** Records shown follows **

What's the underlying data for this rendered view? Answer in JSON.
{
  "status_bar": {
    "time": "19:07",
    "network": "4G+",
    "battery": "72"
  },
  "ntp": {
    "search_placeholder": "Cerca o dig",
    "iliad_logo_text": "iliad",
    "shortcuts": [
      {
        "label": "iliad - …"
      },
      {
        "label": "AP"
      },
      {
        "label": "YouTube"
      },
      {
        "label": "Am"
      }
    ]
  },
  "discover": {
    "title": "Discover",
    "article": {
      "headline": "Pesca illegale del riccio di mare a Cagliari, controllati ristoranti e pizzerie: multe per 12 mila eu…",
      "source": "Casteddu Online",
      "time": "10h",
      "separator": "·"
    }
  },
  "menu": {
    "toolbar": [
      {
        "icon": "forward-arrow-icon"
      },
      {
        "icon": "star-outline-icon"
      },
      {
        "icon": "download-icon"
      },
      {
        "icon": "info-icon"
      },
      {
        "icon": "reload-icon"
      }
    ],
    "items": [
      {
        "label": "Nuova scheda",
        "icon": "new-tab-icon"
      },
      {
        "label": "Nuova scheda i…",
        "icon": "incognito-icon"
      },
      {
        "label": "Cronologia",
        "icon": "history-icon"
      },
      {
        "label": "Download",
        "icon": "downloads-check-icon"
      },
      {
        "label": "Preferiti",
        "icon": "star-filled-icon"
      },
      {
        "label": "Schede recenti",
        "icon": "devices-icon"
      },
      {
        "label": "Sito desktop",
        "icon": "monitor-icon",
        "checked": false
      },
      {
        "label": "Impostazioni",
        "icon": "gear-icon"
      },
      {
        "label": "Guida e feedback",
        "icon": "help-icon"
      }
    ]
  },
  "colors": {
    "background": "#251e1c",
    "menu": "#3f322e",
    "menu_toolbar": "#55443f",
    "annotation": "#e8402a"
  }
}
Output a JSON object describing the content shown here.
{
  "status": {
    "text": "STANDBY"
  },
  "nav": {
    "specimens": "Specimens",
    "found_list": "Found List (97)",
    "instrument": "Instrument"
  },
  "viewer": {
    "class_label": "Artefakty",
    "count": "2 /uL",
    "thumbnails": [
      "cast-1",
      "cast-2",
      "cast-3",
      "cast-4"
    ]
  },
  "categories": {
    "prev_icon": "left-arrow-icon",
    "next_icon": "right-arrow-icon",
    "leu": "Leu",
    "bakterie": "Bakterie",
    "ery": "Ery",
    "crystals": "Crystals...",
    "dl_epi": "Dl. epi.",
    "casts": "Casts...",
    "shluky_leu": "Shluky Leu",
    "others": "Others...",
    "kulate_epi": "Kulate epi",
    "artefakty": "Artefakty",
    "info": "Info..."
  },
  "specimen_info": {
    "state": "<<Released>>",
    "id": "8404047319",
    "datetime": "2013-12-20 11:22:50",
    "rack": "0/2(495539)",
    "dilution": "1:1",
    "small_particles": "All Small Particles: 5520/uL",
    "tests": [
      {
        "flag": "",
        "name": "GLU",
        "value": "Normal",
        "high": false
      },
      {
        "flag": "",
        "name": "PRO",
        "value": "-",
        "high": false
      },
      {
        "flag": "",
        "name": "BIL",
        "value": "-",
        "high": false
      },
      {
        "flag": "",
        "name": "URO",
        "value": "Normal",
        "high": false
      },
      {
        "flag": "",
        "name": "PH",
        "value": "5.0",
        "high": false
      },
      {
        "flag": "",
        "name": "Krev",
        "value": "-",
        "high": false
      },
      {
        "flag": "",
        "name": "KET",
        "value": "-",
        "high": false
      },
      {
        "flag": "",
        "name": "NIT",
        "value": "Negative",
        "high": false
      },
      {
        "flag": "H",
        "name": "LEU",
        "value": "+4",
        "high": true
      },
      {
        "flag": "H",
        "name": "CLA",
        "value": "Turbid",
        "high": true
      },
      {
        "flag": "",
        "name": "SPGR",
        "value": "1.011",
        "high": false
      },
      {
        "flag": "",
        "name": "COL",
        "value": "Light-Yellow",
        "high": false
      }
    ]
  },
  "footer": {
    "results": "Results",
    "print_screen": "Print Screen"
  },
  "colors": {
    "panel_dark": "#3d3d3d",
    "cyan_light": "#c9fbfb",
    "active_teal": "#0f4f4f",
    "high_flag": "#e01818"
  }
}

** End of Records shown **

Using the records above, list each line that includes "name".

== Final answer ==
        "name": "GLU",
        "name": "PRO",
        "name": "BIL",
        "name": "URO",
        "name": "PH",
        "name": "Krev",
        "name": "KET",
        "name": "NIT",
        "name": "LEU",
        "name": "CLA",
        "name": "SPGR",
        "name": "COL",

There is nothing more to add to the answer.